» **Problem to solve**: If a line includes "heading", copy it out of the entries.

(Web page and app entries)
================================
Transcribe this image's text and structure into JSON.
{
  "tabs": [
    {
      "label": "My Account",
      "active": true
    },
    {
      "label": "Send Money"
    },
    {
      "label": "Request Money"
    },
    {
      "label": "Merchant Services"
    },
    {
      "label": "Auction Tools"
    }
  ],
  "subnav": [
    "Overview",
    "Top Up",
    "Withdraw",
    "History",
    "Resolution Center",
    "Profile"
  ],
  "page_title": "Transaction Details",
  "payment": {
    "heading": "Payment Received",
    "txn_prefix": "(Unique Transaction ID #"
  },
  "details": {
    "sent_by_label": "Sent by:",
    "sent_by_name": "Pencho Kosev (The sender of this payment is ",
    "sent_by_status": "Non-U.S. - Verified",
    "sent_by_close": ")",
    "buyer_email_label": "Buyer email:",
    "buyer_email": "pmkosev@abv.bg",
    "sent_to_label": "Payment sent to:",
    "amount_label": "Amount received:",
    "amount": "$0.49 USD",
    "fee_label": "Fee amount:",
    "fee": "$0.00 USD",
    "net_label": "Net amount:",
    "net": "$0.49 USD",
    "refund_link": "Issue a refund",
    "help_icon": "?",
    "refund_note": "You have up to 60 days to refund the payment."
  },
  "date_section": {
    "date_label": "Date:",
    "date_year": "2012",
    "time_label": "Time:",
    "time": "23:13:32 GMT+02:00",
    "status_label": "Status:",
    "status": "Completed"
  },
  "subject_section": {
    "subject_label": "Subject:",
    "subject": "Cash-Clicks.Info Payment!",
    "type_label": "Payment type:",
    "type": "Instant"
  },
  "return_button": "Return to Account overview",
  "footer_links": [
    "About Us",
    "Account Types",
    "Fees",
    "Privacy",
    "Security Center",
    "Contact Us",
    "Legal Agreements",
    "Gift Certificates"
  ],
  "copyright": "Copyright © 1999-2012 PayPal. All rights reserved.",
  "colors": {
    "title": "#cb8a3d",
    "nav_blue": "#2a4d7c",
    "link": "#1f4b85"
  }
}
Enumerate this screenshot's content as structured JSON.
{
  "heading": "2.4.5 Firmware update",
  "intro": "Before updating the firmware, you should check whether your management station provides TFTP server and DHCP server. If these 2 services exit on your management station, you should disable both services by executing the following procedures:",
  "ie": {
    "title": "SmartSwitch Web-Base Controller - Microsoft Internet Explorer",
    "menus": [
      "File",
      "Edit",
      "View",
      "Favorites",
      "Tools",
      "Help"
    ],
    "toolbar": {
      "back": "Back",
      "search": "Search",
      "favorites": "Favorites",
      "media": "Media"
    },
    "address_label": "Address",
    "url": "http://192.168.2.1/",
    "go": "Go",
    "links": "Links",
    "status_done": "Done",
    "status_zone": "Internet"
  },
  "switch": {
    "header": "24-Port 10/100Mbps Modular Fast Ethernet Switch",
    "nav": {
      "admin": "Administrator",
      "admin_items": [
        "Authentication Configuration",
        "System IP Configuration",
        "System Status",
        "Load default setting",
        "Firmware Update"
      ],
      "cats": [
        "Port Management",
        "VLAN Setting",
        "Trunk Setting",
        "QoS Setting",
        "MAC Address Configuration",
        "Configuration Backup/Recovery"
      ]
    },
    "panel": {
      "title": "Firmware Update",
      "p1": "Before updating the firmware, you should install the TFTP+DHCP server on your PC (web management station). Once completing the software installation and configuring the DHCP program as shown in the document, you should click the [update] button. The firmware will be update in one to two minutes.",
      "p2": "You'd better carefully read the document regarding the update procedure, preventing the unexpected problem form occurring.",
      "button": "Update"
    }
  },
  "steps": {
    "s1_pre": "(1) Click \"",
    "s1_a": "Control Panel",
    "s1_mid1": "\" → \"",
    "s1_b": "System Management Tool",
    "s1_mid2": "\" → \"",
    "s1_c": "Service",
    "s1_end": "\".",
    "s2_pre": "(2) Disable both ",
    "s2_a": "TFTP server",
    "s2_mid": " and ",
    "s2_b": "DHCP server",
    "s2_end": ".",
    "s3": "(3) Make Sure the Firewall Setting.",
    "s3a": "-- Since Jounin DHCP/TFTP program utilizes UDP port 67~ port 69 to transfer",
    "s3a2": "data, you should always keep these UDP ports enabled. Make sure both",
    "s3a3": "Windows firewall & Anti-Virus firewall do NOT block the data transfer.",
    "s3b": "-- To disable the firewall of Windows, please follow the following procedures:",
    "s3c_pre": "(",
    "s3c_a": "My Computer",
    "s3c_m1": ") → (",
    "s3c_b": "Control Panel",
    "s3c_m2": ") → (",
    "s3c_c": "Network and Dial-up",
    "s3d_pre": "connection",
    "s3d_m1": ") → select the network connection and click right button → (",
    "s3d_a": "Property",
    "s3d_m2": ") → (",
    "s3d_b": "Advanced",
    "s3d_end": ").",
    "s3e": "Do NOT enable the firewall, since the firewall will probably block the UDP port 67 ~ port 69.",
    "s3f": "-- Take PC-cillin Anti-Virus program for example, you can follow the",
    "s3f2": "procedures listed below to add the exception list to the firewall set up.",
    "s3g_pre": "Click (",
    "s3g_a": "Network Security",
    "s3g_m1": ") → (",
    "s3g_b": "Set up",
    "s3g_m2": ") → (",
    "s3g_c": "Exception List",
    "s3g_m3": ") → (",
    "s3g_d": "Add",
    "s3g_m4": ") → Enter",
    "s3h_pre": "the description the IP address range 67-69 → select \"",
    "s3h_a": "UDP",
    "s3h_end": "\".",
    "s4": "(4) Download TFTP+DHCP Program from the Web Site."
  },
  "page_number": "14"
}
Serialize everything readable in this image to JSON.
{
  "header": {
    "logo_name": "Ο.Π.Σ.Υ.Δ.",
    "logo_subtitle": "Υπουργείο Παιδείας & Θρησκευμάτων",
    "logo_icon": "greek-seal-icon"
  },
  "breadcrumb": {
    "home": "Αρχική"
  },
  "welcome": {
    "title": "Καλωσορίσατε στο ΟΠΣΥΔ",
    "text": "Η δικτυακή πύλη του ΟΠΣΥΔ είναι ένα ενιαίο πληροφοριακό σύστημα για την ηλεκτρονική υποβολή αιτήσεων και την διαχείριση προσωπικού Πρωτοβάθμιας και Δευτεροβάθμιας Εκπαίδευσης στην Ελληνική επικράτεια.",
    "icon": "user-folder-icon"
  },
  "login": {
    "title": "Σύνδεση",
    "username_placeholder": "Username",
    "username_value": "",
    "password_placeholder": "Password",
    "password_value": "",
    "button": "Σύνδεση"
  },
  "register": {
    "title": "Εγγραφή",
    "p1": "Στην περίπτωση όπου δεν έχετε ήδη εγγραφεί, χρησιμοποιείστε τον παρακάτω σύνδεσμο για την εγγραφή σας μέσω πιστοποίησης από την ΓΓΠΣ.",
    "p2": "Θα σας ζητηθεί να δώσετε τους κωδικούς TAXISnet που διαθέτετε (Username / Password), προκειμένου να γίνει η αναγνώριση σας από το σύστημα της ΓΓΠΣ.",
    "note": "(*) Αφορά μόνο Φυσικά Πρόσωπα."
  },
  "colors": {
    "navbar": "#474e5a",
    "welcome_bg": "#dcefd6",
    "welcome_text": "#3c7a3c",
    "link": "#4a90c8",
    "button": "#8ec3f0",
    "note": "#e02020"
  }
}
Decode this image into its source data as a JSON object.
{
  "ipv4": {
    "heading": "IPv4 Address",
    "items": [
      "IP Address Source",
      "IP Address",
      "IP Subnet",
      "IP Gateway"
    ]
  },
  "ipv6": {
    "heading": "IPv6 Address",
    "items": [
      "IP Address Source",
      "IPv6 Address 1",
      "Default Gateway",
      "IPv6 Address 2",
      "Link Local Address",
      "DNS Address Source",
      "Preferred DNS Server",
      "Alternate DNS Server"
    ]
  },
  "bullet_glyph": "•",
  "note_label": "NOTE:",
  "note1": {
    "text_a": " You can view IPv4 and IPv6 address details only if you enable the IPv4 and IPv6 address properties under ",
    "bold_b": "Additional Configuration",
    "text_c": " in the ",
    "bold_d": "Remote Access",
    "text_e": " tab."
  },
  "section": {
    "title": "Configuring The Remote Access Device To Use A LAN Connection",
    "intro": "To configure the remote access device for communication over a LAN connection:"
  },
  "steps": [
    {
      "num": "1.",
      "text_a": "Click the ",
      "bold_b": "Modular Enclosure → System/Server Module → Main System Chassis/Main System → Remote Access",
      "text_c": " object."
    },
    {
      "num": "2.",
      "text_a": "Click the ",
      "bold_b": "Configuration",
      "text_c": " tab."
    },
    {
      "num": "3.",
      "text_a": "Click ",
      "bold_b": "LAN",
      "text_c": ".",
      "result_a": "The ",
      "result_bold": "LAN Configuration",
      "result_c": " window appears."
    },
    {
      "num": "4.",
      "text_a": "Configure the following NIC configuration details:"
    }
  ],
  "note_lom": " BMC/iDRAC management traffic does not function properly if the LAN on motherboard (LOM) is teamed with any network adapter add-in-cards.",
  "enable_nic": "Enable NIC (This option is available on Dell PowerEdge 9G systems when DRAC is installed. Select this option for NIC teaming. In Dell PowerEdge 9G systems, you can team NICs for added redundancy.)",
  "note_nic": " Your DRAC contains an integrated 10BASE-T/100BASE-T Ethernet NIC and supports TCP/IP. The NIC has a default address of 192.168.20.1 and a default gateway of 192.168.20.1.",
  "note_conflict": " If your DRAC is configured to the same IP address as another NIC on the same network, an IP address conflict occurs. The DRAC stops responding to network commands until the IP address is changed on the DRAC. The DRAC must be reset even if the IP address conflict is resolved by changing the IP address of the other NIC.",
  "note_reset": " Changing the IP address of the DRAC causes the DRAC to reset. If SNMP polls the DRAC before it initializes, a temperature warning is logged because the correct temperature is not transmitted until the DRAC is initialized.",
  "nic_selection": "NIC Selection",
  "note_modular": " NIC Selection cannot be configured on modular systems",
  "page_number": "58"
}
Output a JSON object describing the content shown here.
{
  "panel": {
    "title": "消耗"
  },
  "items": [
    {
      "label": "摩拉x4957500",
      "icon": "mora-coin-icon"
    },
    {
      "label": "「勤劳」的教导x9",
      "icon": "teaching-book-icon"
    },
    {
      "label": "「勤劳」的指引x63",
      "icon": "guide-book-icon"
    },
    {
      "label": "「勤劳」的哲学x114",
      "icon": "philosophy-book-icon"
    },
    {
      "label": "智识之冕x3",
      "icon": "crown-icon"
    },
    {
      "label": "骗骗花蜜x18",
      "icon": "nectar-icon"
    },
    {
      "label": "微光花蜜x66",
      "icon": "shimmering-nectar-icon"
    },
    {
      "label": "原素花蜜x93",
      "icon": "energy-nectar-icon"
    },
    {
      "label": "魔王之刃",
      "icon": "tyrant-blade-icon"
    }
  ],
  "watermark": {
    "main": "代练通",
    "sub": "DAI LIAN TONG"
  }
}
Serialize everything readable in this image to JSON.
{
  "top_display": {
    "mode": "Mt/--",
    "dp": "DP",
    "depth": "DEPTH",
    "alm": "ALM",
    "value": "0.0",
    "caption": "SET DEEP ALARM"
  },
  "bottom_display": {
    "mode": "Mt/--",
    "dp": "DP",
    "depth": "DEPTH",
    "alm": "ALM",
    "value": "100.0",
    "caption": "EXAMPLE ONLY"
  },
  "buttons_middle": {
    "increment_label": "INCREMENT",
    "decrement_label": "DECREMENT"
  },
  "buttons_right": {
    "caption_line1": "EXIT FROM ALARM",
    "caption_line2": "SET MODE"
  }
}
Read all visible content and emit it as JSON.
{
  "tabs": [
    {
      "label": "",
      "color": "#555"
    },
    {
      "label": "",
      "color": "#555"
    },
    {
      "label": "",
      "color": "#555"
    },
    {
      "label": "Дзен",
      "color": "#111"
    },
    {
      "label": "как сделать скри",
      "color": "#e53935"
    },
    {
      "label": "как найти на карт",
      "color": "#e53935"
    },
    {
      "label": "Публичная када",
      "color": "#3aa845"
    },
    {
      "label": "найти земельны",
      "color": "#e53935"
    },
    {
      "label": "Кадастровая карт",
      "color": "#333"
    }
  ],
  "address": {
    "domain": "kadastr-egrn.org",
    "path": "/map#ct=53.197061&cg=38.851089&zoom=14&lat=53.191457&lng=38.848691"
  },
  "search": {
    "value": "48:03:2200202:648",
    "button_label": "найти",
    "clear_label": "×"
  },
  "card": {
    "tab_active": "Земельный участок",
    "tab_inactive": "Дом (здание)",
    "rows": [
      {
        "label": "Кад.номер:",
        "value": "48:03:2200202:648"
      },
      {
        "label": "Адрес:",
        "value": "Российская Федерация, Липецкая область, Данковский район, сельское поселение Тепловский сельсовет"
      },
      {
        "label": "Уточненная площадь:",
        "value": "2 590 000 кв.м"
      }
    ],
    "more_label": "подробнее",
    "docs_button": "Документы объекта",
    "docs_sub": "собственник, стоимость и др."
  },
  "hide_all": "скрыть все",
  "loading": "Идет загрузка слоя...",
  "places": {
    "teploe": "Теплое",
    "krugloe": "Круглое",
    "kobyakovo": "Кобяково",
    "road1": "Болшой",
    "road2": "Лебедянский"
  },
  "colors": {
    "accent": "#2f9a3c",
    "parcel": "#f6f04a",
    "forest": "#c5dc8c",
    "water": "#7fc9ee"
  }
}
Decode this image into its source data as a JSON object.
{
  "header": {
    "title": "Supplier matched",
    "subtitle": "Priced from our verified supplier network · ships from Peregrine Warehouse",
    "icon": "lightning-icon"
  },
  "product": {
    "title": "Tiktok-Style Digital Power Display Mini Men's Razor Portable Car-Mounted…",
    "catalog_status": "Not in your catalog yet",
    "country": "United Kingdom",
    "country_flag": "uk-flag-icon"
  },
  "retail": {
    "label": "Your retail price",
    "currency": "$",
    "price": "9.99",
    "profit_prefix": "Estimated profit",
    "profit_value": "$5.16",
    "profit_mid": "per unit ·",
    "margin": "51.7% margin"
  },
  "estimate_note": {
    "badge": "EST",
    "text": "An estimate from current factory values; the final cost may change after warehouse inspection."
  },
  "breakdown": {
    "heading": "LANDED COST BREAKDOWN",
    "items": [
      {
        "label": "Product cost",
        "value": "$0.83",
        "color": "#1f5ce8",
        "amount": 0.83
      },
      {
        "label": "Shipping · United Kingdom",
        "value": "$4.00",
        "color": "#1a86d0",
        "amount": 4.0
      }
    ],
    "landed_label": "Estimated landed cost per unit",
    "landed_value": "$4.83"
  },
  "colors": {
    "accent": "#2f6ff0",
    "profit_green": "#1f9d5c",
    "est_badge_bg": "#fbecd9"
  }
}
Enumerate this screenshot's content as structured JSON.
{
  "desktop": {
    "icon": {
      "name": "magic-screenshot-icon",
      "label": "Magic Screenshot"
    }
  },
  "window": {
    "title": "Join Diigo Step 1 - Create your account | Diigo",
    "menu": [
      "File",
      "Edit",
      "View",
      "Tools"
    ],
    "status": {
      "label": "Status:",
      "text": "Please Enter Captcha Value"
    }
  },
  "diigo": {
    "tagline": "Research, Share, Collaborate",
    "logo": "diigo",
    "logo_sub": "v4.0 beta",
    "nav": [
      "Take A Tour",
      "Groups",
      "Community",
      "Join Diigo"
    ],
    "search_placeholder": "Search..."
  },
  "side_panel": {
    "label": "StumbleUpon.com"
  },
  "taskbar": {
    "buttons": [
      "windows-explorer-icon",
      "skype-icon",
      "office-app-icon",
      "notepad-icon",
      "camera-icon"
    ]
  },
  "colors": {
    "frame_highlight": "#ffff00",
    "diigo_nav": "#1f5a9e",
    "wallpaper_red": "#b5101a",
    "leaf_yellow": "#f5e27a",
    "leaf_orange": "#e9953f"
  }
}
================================
» **Finished task**:
    "heading": "Payment Received",
  "heading": "2.4.5 Firmware update",
    "heading": "IPv4 Address",
    "heading": "IPv6 Address",
    "heading": "LANDED COST BREAKDOWN",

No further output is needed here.